▸ Supplied entries:
[Start of section]
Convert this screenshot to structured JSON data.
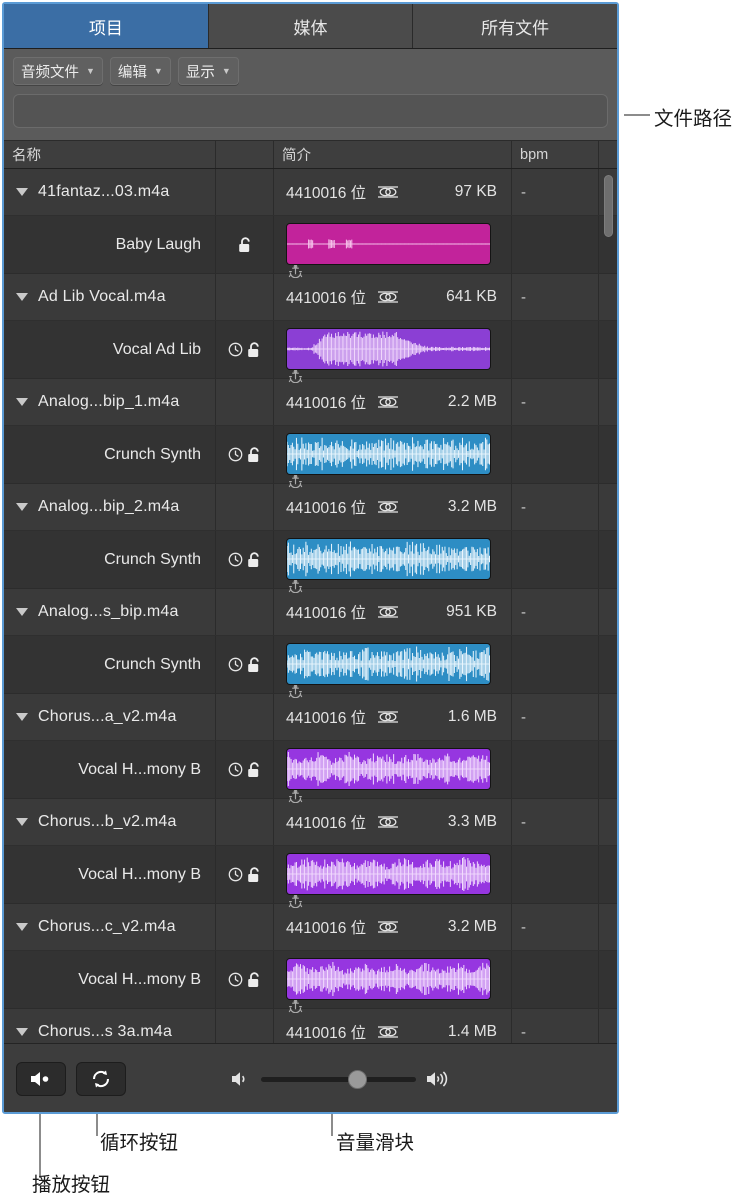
{
  "tabs": [
    {
      "label": "项目",
      "active": true
    },
    {
      "label": "媒体",
      "active": false
    },
    {
      "label": "所有文件",
      "active": false
    }
  ],
  "toolbar": {
    "popups": [
      {
        "label": "音频文件"
      },
      {
        "label": "编辑"
      },
      {
        "label": "显示"
      }
    ],
    "path_value": "",
    "path_placeholder": ""
  },
  "columns": {
    "name": "名称",
    "lock": "",
    "info": "简介",
    "bpm": "bpm",
    "end": ""
  },
  "rows": [
    {
      "file": "41fantaz...03.m4a",
      "format": "4410016 位",
      "channel_icon": "stereo-icon",
      "size": "97 KB",
      "bpm": "-",
      "region": "Baby Laugh",
      "has_clock": false,
      "has_lock": true,
      "wave_fill": "#c2239b",
      "wave_peak": "#f7c6ec",
      "wave_style": "flat"
    },
    {
      "file": "Ad Lib Vocal.m4a",
      "format": "4410016 位",
      "channel_icon": "stereo-icon",
      "size": "641 KB",
      "bpm": "-",
      "region": "Vocal Ad Lib",
      "has_clock": true,
      "has_lock": true,
      "wave_fill": "#8b3fd4",
      "wave_peak": "#efd6fb",
      "wave_style": "swell"
    },
    {
      "file": "Analog...bip_1.m4a",
      "format": "4410016 位",
      "channel_icon": "stereo-icon",
      "size": "2.2 MB",
      "bpm": "-",
      "region": "Crunch Synth",
      "has_clock": true,
      "has_lock": true,
      "wave_fill": "#2d8dc4",
      "wave_peak": "#eaf6fd",
      "wave_style": "dense"
    },
    {
      "file": "Analog...bip_2.m4a",
      "format": "4410016 位",
      "channel_icon": "stereo-icon",
      "size": "3.2 MB",
      "bpm": "-",
      "region": "Crunch Synth",
      "has_clock": true,
      "has_lock": true,
      "wave_fill": "#2d8dc4",
      "wave_peak": "#eaf6fd",
      "wave_style": "dense"
    },
    {
      "file": "Analog...s_bip.m4a",
      "format": "4410016 位",
      "channel_icon": "stereo-icon",
      "size": "951 KB",
      "bpm": "-",
      "region": "Crunch Synth",
      "has_clock": true,
      "has_lock": true,
      "wave_fill": "#2d8dc4",
      "wave_peak": "#eaf6fd",
      "wave_style": "dense"
    },
    {
      "file": "Chorus...a_v2.m4a",
      "format": "4410016 位",
      "channel_icon": "stereo-icon",
      "size": "1.6 MB",
      "bpm": "-",
      "region": "Vocal H...mony B",
      "has_clock": true,
      "has_lock": true,
      "wave_fill": "#9636e0",
      "wave_peak": "#f2dcfd",
      "wave_style": "vocal"
    },
    {
      "file": "Chorus...b_v2.m4a",
      "format": "4410016 位",
      "channel_icon": "stereo-icon",
      "size": "3.3 MB",
      "bpm": "-",
      "region": "Vocal H...mony B",
      "has_clock": true,
      "has_lock": true,
      "wave_fill": "#9636e0",
      "wave_peak": "#f2dcfd",
      "wave_style": "vocal"
    },
    {
      "file": "Chorus...c_v2.m4a",
      "format": "4410016 位",
      "channel_icon": "stereo-icon",
      "size": "3.2 MB",
      "bpm": "-",
      "region": "Vocal H...mony B",
      "has_clock": true,
      "has_lock": true,
      "wave_fill": "#9636e0",
      "wave_peak": "#f2dcfd",
      "wave_style": "vocal"
    },
    {
      "file": "Chorus...s 3a.m4a",
      "format": "4410016 位",
      "channel_icon": "stereo-icon",
      "size": "1.4 MB",
      "bpm": "-",
      "region": "",
      "has_clock": false,
      "has_lock": false,
      "wave_fill": "#9636e0",
      "wave_peak": "#f2dcfd",
      "wave_style": "clipped"
    }
  ],
  "transport": {
    "play_icon": "speaker-play-icon",
    "loop_icon": "loop-icon",
    "volume_low_icon": "volume-low-icon",
    "volume_high_icon": "volume-high-icon",
    "volume_percent": 62
  },
  "callouts": [
    {
      "id": "file-path",
      "label": "文件路径"
    },
    {
      "id": "loop-button",
      "label": "循环按钮"
    },
    {
      "id": "volume-slider",
      "label": "音量滑块"
    },
    {
      "id": "play-button",
      "label": "播放按钮"
    }
  ],
  "colors": {
    "accent": "#5b9bd5",
    "active_tab": "#3b6ea5",
    "window_bg": "#333333",
    "toolbar_bg": "#5b5b5b"
  }
}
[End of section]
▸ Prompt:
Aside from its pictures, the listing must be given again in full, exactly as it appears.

▸ Reply:
Convert this screenshot to structured JSON data.
{
  "tabs": [
    {
      "label": "项目",
      "active": true
    },
    {
      "label": "媒体",
      "active": false
    },
    {
      "label": "所有文件",
      "active": false
    }
  ],
  "toolbar": {
    "popups": [
      {
        "label": "音频文件"
      },
      {
        "label": "编辑"
      },
      {
        "label": "显示"
      }
    ],
    "path_value": "",
    "path_placeholder": ""
  },
  "columns": {
    "name": "名称",
    "lock": "",
    "info": "简介",
    "bpm": "bpm",
    "end": ""
  },
  "rows": [
    {
      "file": "41fantaz...03.m4a",
      "format": "4410016 位",
      "channel_icon": "stereo-icon",
      "size": "97 KB",
      "bpm": "-",
      "region": "Baby Laugh",
      "has_clock": false,
      "has_lock": true,
      "wave_fill": "#c2239b",
      "wave_peak": "#f7c6ec",
      "wave_style": "flat"
    },
    {
      "file": "Ad Lib Vocal.m4a",
      "format": "4410016 位",
      "channel_icon": "stereo-icon",
      "size": "641 KB",
      "bpm": "-",
      "region": "Vocal Ad Lib",
      "has_clock": true,
      "has_lock": true,
      "wave_fill": "#8b3fd4",
      "wave_peak": "#efd6fb",
      "wave_style": "swell"
    },
    {
      "file": "Analog...bip_1.m4a",
      "format": "4410016 位",
      "channel_icon": "stereo-icon",
      "size": "2.2 MB",
      "bpm": "-",
      "region": "Crunch Synth",
      "has_clock": true,
      "has_lock": true,
      "wave_fill": "#2d8dc4",
      "wave_peak": "#eaf6fd",
      "wave_style": "dense"
    },
    {
      "file": "Analog...bip_2.m4a",
      "format": "4410016 位",
      "channel_icon": "stereo-icon",
      "size": "3.2 MB",
      "bpm": "-",
      "region": "Crunch Synth",
      "has_clock": true,
      "has_lock": true,
      "wave_fill": "#2d8dc4",
      "wave_peak": "#eaf6fd",
      "wave_style": "dense"
    },
    {
      "file": "Analog...s_bip.m4a",
      "format": "4410016 位",
      "channel_icon": "stereo-icon",
      "size": "951 KB",
      "bpm": "-",
      "region": "Crunch Synth",
      "has_clock": true,
      "has_lock": true,
      "wave_fill": "#2d8dc4",
      "wave_peak": "#eaf6fd",
      "wave_style": "dense"
    },
    {
      "file": "Chorus...a_v2.m4a",
      "format": "4410016 位",
      "channel_icon": "stereo-icon",
      "size": "1.6 MB",
      "bpm": "-",
      "region": "Vocal H...mony B",
      "has_clock": true,
      "has_lock": true,
      "wave_fill": "#9636e0",
      "wave_peak": "#f2dcfd",
      "wave_style": "vocal"
    },
    {
      "file": "Chorus...b_v2.m4a",
      "format": "4410016 位",
      "channel_icon": "stereo-icon",
      "size": "3.3 MB",
      "bpm": "-",
      "region": "Vocal H...mony B",
      "has_clock": true,
      "has_lock": true,
      "wave_fill": "#9636e0",
      "wave_peak": "#f2dcfd",
      "wave_style": "vocal"
    },
    {
      "file": "Chorus...c_v2.m4a",
      "format": "4410016 位",
      "channel_icon": "stereo-icon",
      "size": "3.2 MB",
      "bpm": "-",
      "region": "Vocal H...mony B",
      "has_clock": true,
      "has_lock": true,
      "wave_fill": "#9636e0",
      "wave_peak": "#f2dcfd",
      "wave_style": "vocal"
    },
    {
      "file": "Chorus...s 3a.m4a",
      "format": "4410016 位",
      "channel_icon": "stereo-icon",
      "size": "1.4 MB",
      "bpm": "-",
      "region": "",
      "has_clock": false,
      "has_lock": false,
      "wave_fill": "#9636e0",
      "wave_peak": "#f2dcfd",
      "wave_style": "clipped"
    }
  ],
  "transport": {
    "play_icon": "speaker-play-icon",
    "loop_icon": "loop-icon",
    "volume_low_icon": "volume-low-icon",
    "volume_high_icon": "volume-high-icon",
    "volume_percent": 62
  },
  "callouts": [
    {
      "id": "file-path",
      "label": "文件路径"
    },
    {
      "id": "loop-button",
      "label": "循环按钮"
    },
    {
      "id": "volume-slider",
      "label": "音量滑块"
    },
    {
      "id": "play-button",
      "label": "播放按钮"
    }
  ],
  "colors": {
    "accent": "#5b9bd5",
    "active_tab": "#3b6ea5",
    "window_bg": "#333333",
    "toolbar_bg": "#5b5b5b"
  }
}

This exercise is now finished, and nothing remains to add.